Listen carefully in the explanation video. At one point, the man suggests the series s1 = 1 - 1 + 1 - 1 ... should be taken to be 1/2. The reasoning he gives for this is that "if we stop at an odd point the sum equals 1, if we stop at an even point then the sum equals 0". Both of those are true on their own, but hold on. If we "stop" at a point to observe a value, then that value must just based on that one part of the total sum. We can derive a value by averaging two repeating parts of our sum, but this means that the value is based on the parts, not the sum itself. the fact that the series 1 - 1 + 1 - 1 ... is cyclic (repeats the same pattern of numbers) allowed the presenter to derive a fact about all the parts at once, but this fact was not the sum of the series. The rest of their calculations are all derived from this one, and thus are all based upon facts about the parts that make up the sum, rather than what it equals, or "sums". This doesn't mean that the calculations are useless, though. These numbers represent facts about the sums that could prove useful.

## The exact moment when it stops being a "sum".

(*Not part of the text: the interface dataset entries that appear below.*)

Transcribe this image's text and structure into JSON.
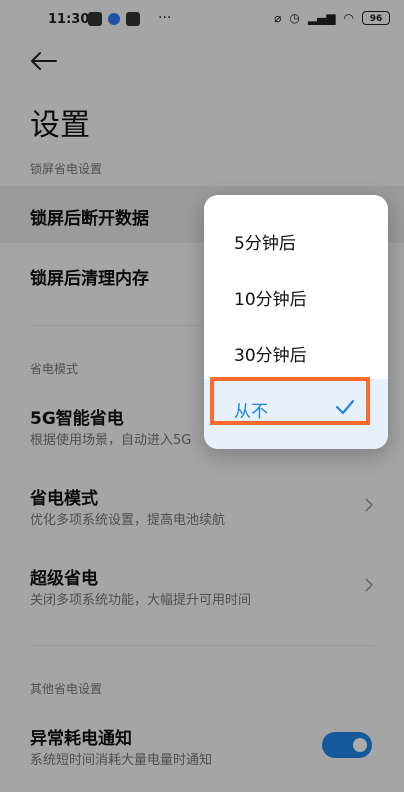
{
  "status_bar": {
    "time": "11:30",
    "dots": "···",
    "battery": "96",
    "right_icons": [
      "alarm-off-icon",
      "clock-icon",
      "signal-icon",
      "wifi-icon",
      "battery-icon"
    ],
    "left_icons": [
      "message-icon",
      "qq-icon",
      "tiktok-icon"
    ]
  },
  "header": {
    "title": "设置"
  },
  "sections": {
    "lock_power": {
      "label": "锁屏省电设置",
      "rows": [
        {
          "title": "锁屏后断开数据"
        },
        {
          "title": "锁屏后清理内存"
        }
      ]
    },
    "power_mode": {
      "label": "省电模式",
      "rows": [
        {
          "title": "5G智能省电",
          "subtitle": "根据使用场景，自动进入5G"
        },
        {
          "title": "省电模式",
          "subtitle": "优化多项系统设置，提高电池续航"
        },
        {
          "title": "超级省电",
          "subtitle": "关闭多项系统功能，大幅提升可用时间"
        }
      ]
    },
    "other": {
      "label": "其他省电设置",
      "rows": [
        {
          "title": "异常耗电通知",
          "subtitle": "系统短时间消耗大量电量时通知",
          "toggle_on": true
        }
      ]
    }
  },
  "dropdown": {
    "options": [
      "5分钟后",
      "10分钟后",
      "30分钟后",
      "从不"
    ],
    "selected": "从不"
  },
  "colors": {
    "accent": "#1f87e8",
    "highlight": "#ff6b2e"
  }
}
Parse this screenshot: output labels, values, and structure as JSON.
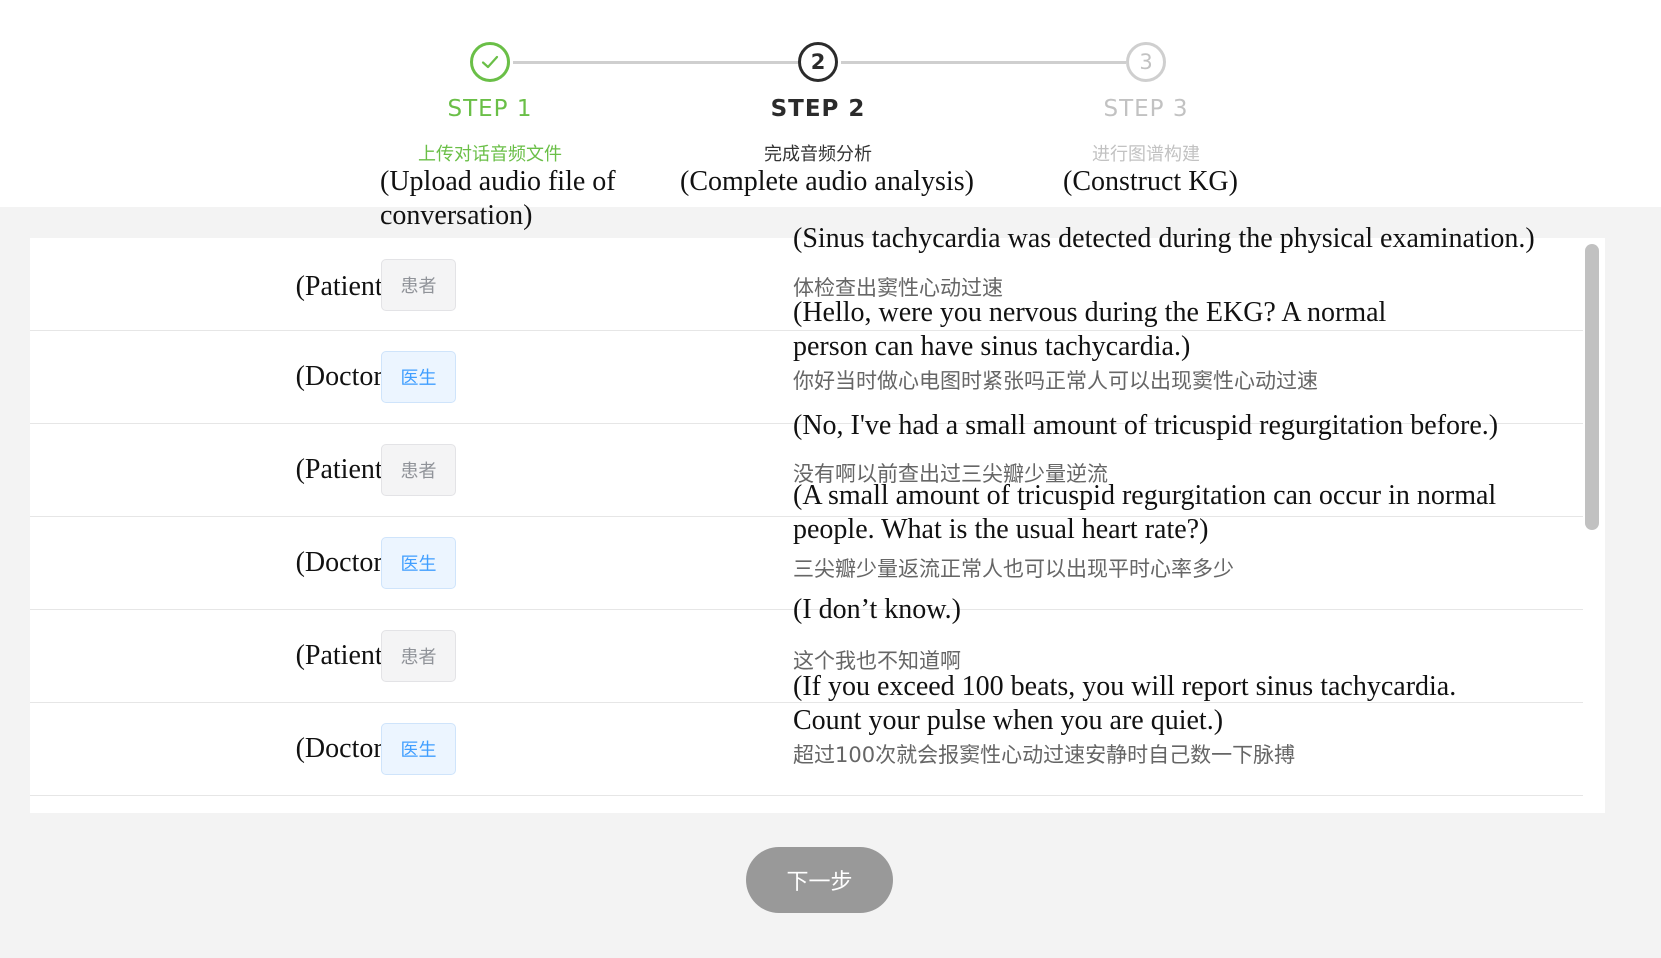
{
  "steps": [
    {
      "title": "STEP 1",
      "subtitle": "上传对话音频文件",
      "translation_line1": "(Upload audio file of",
      "translation_line2": "conversation)",
      "state": "done",
      "color": "#6abf47"
    },
    {
      "title": "STEP 2",
      "number": "2",
      "subtitle": "完成音频分析",
      "translation": "(Complete audio analysis)",
      "state": "active",
      "color": "#2b2b2b"
    },
    {
      "title": "STEP 3",
      "number": "3",
      "subtitle": "进行图谱构建",
      "translation": "(Construct KG)",
      "state": "pending",
      "color": "#c2c2c2"
    }
  ],
  "conversation": [
    {
      "role_en": "(Patient)",
      "role_badge": "患者",
      "role": "patient",
      "en_lines": [
        "(Sinus tachycardia was detected during the physical examination.)"
      ],
      "zh": "体检查出窦性心动过速"
    },
    {
      "role_en": "(Doctor)",
      "role_badge": "医生",
      "role": "doctor",
      "en_lines": [
        "(Hello, were you nervous during the EKG? A normal",
        "person can have sinus tachycardia.)"
      ],
      "zh": "你好当时做心电图时紧张吗正常人可以出现窦性心动过速"
    },
    {
      "role_en": "(Patient)",
      "role_badge": "患者",
      "role": "patient",
      "en_lines": [
        "(No, I've had a small amount of tricuspid regurgitation before.)"
      ],
      "zh": "没有啊以前查出过三尖瓣少量逆流"
    },
    {
      "role_en": "(Doctor)",
      "role_badge": "医生",
      "role": "doctor",
      "en_lines": [
        "(A small amount of tricuspid regurgitation can occur in normal",
        "people. What is the usual heart rate?)"
      ],
      "zh": "三尖瓣少量返流正常人也可以出现平时心率多少"
    },
    {
      "role_en": "(Patient)",
      "role_badge": "患者",
      "role": "patient",
      "en_lines": [
        "(I don’t know.)"
      ],
      "zh": "这个我也不知道啊"
    },
    {
      "role_en": "(Doctor)",
      "role_badge": "医生",
      "role": "doctor",
      "en_lines": [
        "(If you exceed 100 beats, you will report sinus tachycardia.",
        "Count your pulse when you are quiet.)"
      ],
      "zh": "超过100次就会报窦性心动过速安静时自己数一下脉搏"
    }
  ],
  "next_button": {
    "label": "下一步"
  },
  "colors": {
    "done": "#6abf47",
    "patient_badge": "#909399",
    "doctor_badge": "#409eff",
    "button_bg": "#999999"
  }
}
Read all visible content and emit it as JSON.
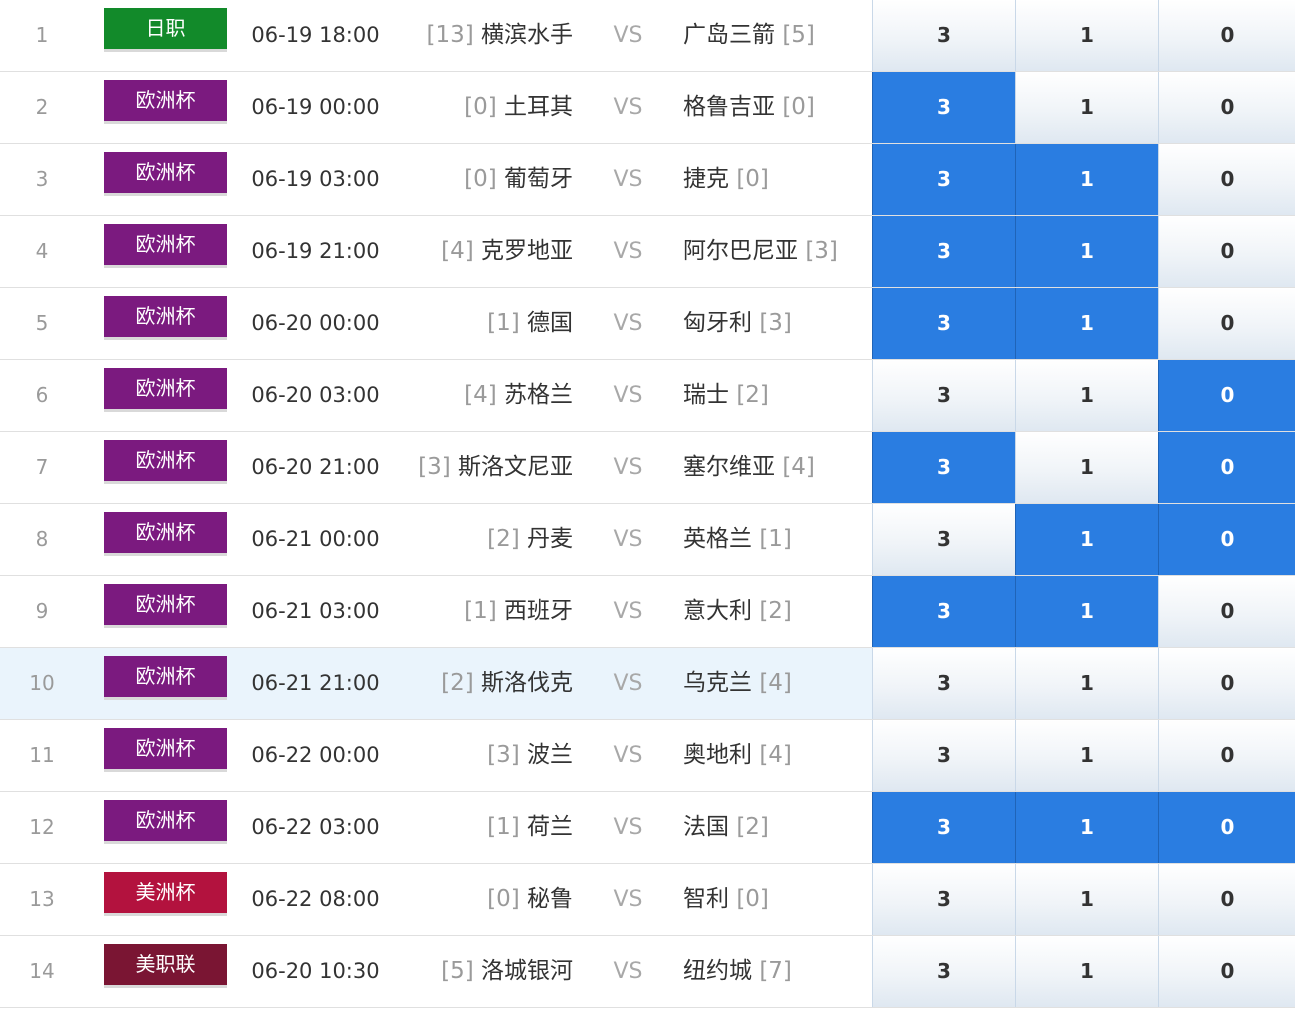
{
  "colors": {
    "selected_blue": "#2a7de1",
    "jzhi": "#128a2a",
    "euro": "#7b1a7f",
    "copa": "#b3123e",
    "mls": "#7a1533"
  },
  "matches": [
    {
      "no": "1",
      "league": "日职",
      "league_color": "#128a2a",
      "time": "06-19 18:00",
      "home_rank": "[13]",
      "home": "横滨水手",
      "vs": "VS",
      "away": "广岛三箭",
      "away_rank": "[5]",
      "opt3": "3",
      "opt1": "1",
      "opt0": "0",
      "sel": [
        false,
        false,
        false
      ],
      "highlight": false
    },
    {
      "no": "2",
      "league": "欧洲杯",
      "league_color": "#7b1a7f",
      "time": "06-19 00:00",
      "home_rank": "[0]",
      "home": "土耳其",
      "vs": "VS",
      "away": "格鲁吉亚",
      "away_rank": "[0]",
      "opt3": "3",
      "opt1": "1",
      "opt0": "0",
      "sel": [
        true,
        false,
        false
      ],
      "highlight": false
    },
    {
      "no": "3",
      "league": "欧洲杯",
      "league_color": "#7b1a7f",
      "time": "06-19 03:00",
      "home_rank": "[0]",
      "home": "葡萄牙",
      "vs": "VS",
      "away": "捷克",
      "away_rank": "[0]",
      "opt3": "3",
      "opt1": "1",
      "opt0": "0",
      "sel": [
        true,
        true,
        false
      ],
      "highlight": false
    },
    {
      "no": "4",
      "league": "欧洲杯",
      "league_color": "#7b1a7f",
      "time": "06-19 21:00",
      "home_rank": "[4]",
      "home": "克罗地亚",
      "vs": "VS",
      "away": "阿尔巴尼亚",
      "away_rank": "[3]",
      "opt3": "3",
      "opt1": "1",
      "opt0": "0",
      "sel": [
        true,
        true,
        false
      ],
      "highlight": false
    },
    {
      "no": "5",
      "league": "欧洲杯",
      "league_color": "#7b1a7f",
      "time": "06-20 00:00",
      "home_rank": "[1]",
      "home": "德国",
      "vs": "VS",
      "away": "匈牙利",
      "away_rank": "[3]",
      "opt3": "3",
      "opt1": "1",
      "opt0": "0",
      "sel": [
        true,
        true,
        false
      ],
      "highlight": false
    },
    {
      "no": "6",
      "league": "欧洲杯",
      "league_color": "#7b1a7f",
      "time": "06-20 03:00",
      "home_rank": "[4]",
      "home": "苏格兰",
      "vs": "VS",
      "away": "瑞士",
      "away_rank": "[2]",
      "opt3": "3",
      "opt1": "1",
      "opt0": "0",
      "sel": [
        false,
        false,
        true
      ],
      "highlight": false
    },
    {
      "no": "7",
      "league": "欧洲杯",
      "league_color": "#7b1a7f",
      "time": "06-20 21:00",
      "home_rank": "[3]",
      "home": "斯洛文尼亚",
      "vs": "VS",
      "away": "塞尔维亚",
      "away_rank": "[4]",
      "opt3": "3",
      "opt1": "1",
      "opt0": "0",
      "sel": [
        true,
        false,
        true
      ],
      "highlight": false
    },
    {
      "no": "8",
      "league": "欧洲杯",
      "league_color": "#7b1a7f",
      "time": "06-21 00:00",
      "home_rank": "[2]",
      "home": "丹麦",
      "vs": "VS",
      "away": "英格兰",
      "away_rank": "[1]",
      "opt3": "3",
      "opt1": "1",
      "opt0": "0",
      "sel": [
        false,
        true,
        true
      ],
      "highlight": false
    },
    {
      "no": "9",
      "league": "欧洲杯",
      "league_color": "#7b1a7f",
      "time": "06-21 03:00",
      "home_rank": "[1]",
      "home": "西班牙",
      "vs": "VS",
      "away": "意大利",
      "away_rank": "[2]",
      "opt3": "3",
      "opt1": "1",
      "opt0": "0",
      "sel": [
        true,
        true,
        false
      ],
      "highlight": false
    },
    {
      "no": "10",
      "league": "欧洲杯",
      "league_color": "#7b1a7f",
      "time": "06-21 21:00",
      "home_rank": "[2]",
      "home": "斯洛伐克",
      "vs": "VS",
      "away": "乌克兰",
      "away_rank": "[4]",
      "opt3": "3",
      "opt1": "1",
      "opt0": "0",
      "sel": [
        false,
        false,
        false
      ],
      "highlight": true
    },
    {
      "no": "11",
      "league": "欧洲杯",
      "league_color": "#7b1a7f",
      "time": "06-22 00:00",
      "home_rank": "[3]",
      "home": "波兰",
      "vs": "VS",
      "away": "奥地利",
      "away_rank": "[4]",
      "opt3": "3",
      "opt1": "1",
      "opt0": "0",
      "sel": [
        false,
        false,
        false
      ],
      "highlight": false
    },
    {
      "no": "12",
      "league": "欧洲杯",
      "league_color": "#7b1a7f",
      "time": "06-22 03:00",
      "home_rank": "[1]",
      "home": "荷兰",
      "vs": "VS",
      "away": "法国",
      "away_rank": "[2]",
      "opt3": "3",
      "opt1": "1",
      "opt0": "0",
      "sel": [
        true,
        true,
        true
      ],
      "highlight": false
    },
    {
      "no": "13",
      "league": "美洲杯",
      "league_color": "#b3123e",
      "time": "06-22 08:00",
      "home_rank": "[0]",
      "home": "秘鲁",
      "vs": "VS",
      "away": "智利",
      "away_rank": "[0]",
      "opt3": "3",
      "opt1": "1",
      "opt0": "0",
      "sel": [
        false,
        false,
        false
      ],
      "highlight": false
    },
    {
      "no": "14",
      "league": "美职联",
      "league_color": "#7a1533",
      "time": "06-20 10:30",
      "home_rank": "[5]",
      "home": "洛城银河",
      "vs": "VS",
      "away": "纽约城",
      "away_rank": "[7]",
      "opt3": "3",
      "opt1": "1",
      "opt0": "0",
      "sel": [
        false,
        false,
        false
      ],
      "highlight": false
    }
  ]
}
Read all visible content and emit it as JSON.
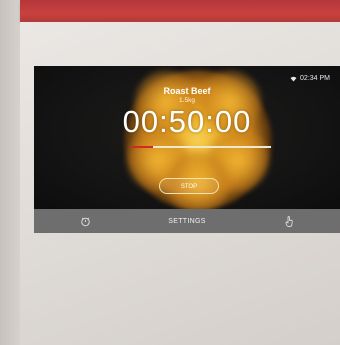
{
  "screen": {
    "status_time": "02:34 PM",
    "recipe_title": "Roast Beef",
    "recipe_subtitle": "1.5kg",
    "timer": "00:50:00",
    "progress_fraction": 0.16,
    "stop_label": "STOP"
  },
  "bottom_bar": {
    "left_icon": "timer-icon",
    "settings_label": "SETTINGS",
    "right_icon": "hand-icon"
  },
  "colors": {
    "accent_red": "#c9413f",
    "glow_amber": "#e9a822",
    "progress_red": "#d22a20",
    "bar_gray": "#6e6e6e"
  }
}
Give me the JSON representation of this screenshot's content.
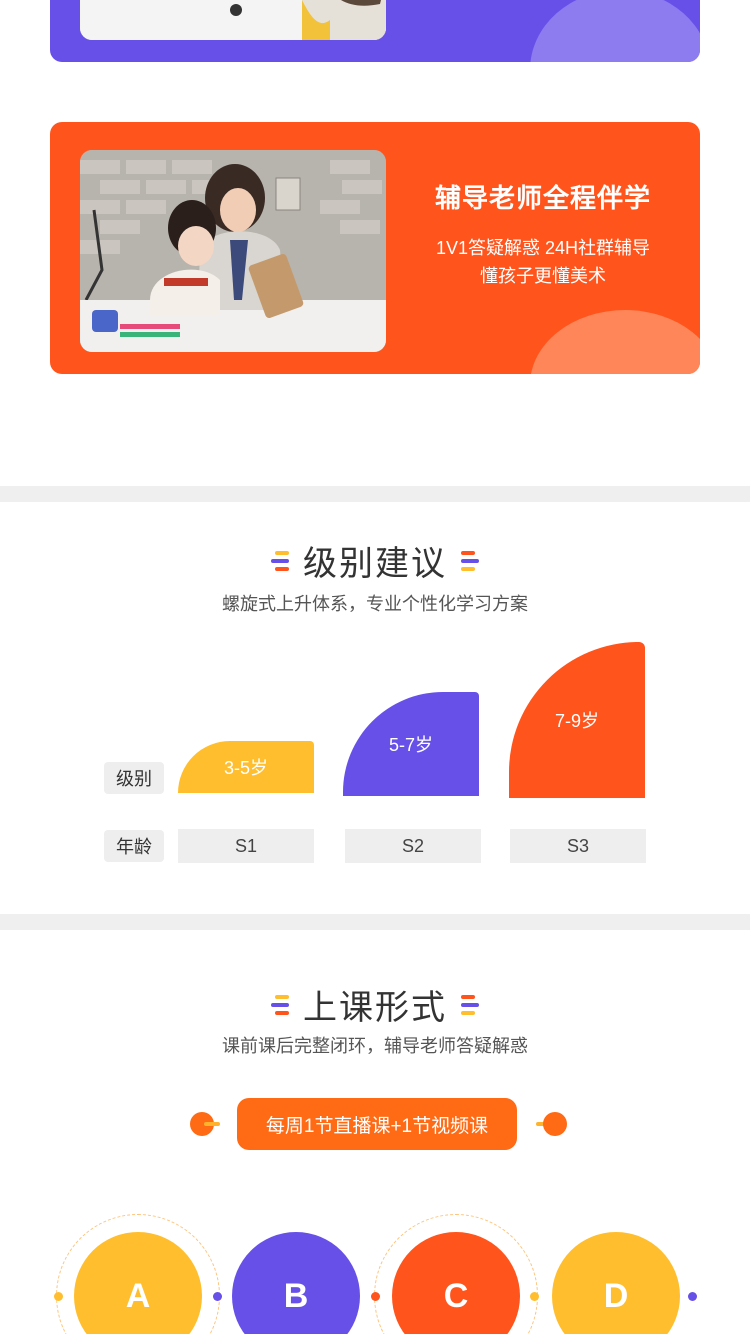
{
  "cards": [
    {
      "id": "purple",
      "color": "#6650e8",
      "title": "",
      "lines": []
    },
    {
      "id": "orange",
      "color": "#ff541c",
      "title": "辅导老师全程伴学",
      "lines": [
        "1V1答疑解惑 24H社群辅导",
        "懂孩子更懂美术"
      ]
    }
  ],
  "levels_section": {
    "title": "级别建议",
    "subtitle": "螺旋式上升体系，专业个性化学习方案",
    "row_labels": {
      "top": "级别",
      "bottom": "年龄"
    },
    "columns": [
      {
        "bar_label": "3-5岁",
        "level": "S1",
        "color": "#ffbe2e"
      },
      {
        "bar_label": "5-7岁",
        "level": "S2",
        "color": "#6650e8"
      },
      {
        "bar_label": "7-9岁",
        "level": "S3",
        "color": "#ff541c"
      }
    ]
  },
  "class_section": {
    "title": "上课形式",
    "subtitle": "课前课后完整闭环，辅导老师答疑解惑",
    "pill_label": "每周1节直播课+1节视频课",
    "circles": [
      {
        "letter": "A",
        "color": "#ffbe2e"
      },
      {
        "letter": "B",
        "color": "#6650e8"
      },
      {
        "letter": "C",
        "color": "#ff541c"
      },
      {
        "letter": "D",
        "color": "#ffbe2e"
      }
    ]
  },
  "colors": {
    "orange": "#ff541c",
    "purple": "#6650e8",
    "yellow": "#ffbe2e",
    "divider": "#efefef"
  }
}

Listen carefully in the explanation video. At one point, the man suggests the series s1 = 1 - 1 + 1 - 1 ... should be taken to be 1/2. The reasoning he gives for this is that "if we stop at an odd point the sum equals 1, if we stop at an even point then the sum equals 0". Both of those are true on their own, but hold on. If we "stop" at a point to observe a value, then that value must just based on that one part of the total sum. We can derive a value by averaging two repeating parts of our sum, but this means that the value is based on the parts, not the sum itself. the fact that the series 1 - 1 + 1 - 1 ... is cyclic (repeats the same pattern of numbers) allowed the presenter to derive a fact about all the parts at once, but this fact was not the sum of the series. The rest of their calculations are all derived from this one, and thus are all based upon facts about the parts that make up the sum, rather than what it equals, or "sums". This doesn't mean that the calculations are useless, though. These numbers represent facts about the sums that could prove useful.